Religious leaders, including some who spoke at President Trump’s inauguration, are calling on Congress to protect foreign aid that helps the needy across the globe.
Trump’s 2018 budget proposal calls for $25.6 billion in funding for the State Department and the U.S. Agency for International Development. That’s a decrease of $10.1 billion, or 28 percent, from the 2017 budget.
“As people of faith, we cannot turn our back on those in desperate need,” more than 100 Christian leaders wrote in a letter to House and Senate officials and posted on March 16, on the website of World Vision. “As followers of Christ, it is our moral responsibility to urge you to support and protect the International Affairs Budget, and avoid disproportionate cuts to these vital programs.”
The letter said the current level of foreign assistance, which makes up 1 percent of the overall budget, has sharply cut the number of people living in extreme poverty, and reduced the spread of infectious diseases, such as Ebola and HIV/AIDS. The letter said the funding has also served to protect religious freedom for millions.
Signatories included New York Cardinal Timothy Dolan and the Rev. Samuel Rodriguez, president of the National Hispanic Christian Leadership Conference. Both leaders read from scriptural passages during Trump’s swearing-in ceremony.
In his budget proposal, released on March 16, Trump said, “It is time to prioritize the security and well-being of Americans, and to ask the rest of the world to step up and pay its fair share.”

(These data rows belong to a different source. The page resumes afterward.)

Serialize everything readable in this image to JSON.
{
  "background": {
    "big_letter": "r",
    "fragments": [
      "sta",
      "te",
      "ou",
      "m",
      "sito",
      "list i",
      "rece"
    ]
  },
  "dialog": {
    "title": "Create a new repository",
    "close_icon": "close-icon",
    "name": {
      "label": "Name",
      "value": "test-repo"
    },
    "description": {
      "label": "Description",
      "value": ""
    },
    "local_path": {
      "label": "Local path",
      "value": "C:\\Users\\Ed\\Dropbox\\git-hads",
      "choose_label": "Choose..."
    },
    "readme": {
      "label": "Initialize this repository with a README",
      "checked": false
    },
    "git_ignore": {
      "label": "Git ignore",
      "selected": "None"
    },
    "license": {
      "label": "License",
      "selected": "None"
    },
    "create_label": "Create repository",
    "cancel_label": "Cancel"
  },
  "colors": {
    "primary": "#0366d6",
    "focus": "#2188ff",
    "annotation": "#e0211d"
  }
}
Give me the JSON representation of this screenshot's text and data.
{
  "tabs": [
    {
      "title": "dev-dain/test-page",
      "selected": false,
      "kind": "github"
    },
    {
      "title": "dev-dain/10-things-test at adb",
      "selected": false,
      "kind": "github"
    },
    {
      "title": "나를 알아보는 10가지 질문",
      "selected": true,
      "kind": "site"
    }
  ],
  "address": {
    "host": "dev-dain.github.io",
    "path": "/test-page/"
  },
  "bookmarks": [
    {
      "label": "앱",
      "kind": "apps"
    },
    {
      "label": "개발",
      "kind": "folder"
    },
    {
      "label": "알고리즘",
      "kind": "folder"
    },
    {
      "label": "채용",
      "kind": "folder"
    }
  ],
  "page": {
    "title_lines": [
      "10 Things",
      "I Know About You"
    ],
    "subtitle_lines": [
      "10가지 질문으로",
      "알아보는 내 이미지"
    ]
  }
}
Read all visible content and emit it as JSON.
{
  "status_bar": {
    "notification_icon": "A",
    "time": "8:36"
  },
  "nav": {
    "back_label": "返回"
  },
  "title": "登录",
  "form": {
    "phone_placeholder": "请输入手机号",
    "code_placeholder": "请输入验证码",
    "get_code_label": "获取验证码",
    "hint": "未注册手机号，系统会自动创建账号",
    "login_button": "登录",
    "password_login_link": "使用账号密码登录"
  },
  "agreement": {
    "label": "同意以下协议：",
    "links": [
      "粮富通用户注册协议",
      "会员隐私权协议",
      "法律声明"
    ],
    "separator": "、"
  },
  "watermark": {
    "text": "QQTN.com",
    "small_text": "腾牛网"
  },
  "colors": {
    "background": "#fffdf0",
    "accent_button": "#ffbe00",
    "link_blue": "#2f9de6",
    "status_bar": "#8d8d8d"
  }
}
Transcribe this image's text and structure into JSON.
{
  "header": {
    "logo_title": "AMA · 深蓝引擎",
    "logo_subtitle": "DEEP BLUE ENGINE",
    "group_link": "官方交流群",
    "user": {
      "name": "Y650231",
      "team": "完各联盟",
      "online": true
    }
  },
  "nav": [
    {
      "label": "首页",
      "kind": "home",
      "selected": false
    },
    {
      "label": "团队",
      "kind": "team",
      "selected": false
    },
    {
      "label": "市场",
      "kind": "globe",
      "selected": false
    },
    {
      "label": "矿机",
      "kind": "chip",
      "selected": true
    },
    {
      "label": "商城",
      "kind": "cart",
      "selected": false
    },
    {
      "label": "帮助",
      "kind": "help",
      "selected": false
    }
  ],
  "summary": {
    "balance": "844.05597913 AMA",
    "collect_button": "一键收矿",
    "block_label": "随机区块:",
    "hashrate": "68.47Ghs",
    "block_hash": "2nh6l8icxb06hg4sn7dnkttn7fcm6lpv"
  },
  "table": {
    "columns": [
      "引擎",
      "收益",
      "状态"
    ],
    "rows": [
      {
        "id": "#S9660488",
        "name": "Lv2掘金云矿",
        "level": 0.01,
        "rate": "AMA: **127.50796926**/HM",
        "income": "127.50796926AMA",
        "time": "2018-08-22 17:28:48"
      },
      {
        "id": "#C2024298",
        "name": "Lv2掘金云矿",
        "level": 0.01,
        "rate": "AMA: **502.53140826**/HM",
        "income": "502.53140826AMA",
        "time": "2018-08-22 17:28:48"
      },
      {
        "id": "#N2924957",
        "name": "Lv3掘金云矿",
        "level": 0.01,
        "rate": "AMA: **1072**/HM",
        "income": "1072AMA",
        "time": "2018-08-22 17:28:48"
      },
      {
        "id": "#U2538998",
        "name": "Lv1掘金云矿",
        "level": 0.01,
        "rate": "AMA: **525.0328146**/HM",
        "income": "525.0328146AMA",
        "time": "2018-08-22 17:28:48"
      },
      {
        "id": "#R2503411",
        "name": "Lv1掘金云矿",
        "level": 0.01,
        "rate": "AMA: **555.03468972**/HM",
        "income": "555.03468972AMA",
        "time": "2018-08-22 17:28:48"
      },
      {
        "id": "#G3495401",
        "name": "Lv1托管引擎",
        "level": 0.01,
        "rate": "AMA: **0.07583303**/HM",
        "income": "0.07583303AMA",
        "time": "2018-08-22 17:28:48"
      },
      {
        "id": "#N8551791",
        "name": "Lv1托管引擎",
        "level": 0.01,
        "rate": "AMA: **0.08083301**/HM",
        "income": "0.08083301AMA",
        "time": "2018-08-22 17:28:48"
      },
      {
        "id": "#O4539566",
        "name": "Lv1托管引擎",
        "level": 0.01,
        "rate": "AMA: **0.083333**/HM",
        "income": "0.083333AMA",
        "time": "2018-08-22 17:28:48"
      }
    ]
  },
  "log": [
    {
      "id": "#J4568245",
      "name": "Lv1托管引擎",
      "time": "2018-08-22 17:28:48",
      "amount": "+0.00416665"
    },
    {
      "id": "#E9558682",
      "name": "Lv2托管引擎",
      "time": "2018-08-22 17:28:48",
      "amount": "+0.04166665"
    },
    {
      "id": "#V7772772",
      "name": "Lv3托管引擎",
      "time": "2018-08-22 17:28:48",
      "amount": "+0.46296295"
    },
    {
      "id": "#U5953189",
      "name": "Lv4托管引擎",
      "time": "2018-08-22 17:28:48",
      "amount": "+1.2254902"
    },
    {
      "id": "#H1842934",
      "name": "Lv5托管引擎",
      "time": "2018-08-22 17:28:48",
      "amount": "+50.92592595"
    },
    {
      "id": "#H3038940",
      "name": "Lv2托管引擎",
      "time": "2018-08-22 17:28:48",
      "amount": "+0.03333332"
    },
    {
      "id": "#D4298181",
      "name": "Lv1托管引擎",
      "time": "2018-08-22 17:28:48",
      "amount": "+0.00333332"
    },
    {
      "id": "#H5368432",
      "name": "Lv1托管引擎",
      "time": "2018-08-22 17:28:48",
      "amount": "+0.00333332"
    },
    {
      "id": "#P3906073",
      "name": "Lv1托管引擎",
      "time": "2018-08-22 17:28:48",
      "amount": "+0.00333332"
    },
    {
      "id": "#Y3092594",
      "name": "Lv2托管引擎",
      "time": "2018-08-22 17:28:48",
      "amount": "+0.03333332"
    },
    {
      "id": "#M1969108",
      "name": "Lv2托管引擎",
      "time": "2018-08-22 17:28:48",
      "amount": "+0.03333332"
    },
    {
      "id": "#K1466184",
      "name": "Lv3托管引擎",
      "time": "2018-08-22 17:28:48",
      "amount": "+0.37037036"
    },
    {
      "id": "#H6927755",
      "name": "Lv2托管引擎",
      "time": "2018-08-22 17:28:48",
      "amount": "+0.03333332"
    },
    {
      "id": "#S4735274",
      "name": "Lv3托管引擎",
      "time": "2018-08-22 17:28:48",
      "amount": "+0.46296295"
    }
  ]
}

“We appreciate that the President wishes to run a fiscally responsible government,” said Rich Stearns, president of World Vision U.S., in a statement. “But cutting such a small part of the federal budget — especially at a time when the world is so unstable and volatile — seems penny wise and pound foolish.”
The letter’s signatories also include National Association of Evangelicals President Leith Anderson, Christian singers Amy Grant and Michael W. Smith, and leaders of denominations, seminaries, and relief organizations.
Leaders of other religious groups, including American Jewish World Service, have also expressed concern about the budget proposal.
“We call on members of the U.S. Congress to oppose this budget,” said AJWS President and CEO Robert Bank, “and we call on American Jews, and all Americans who are guided by the value of upholding the dignity of every person, to oppose President Trump’s proposed radical cuts to the budget.”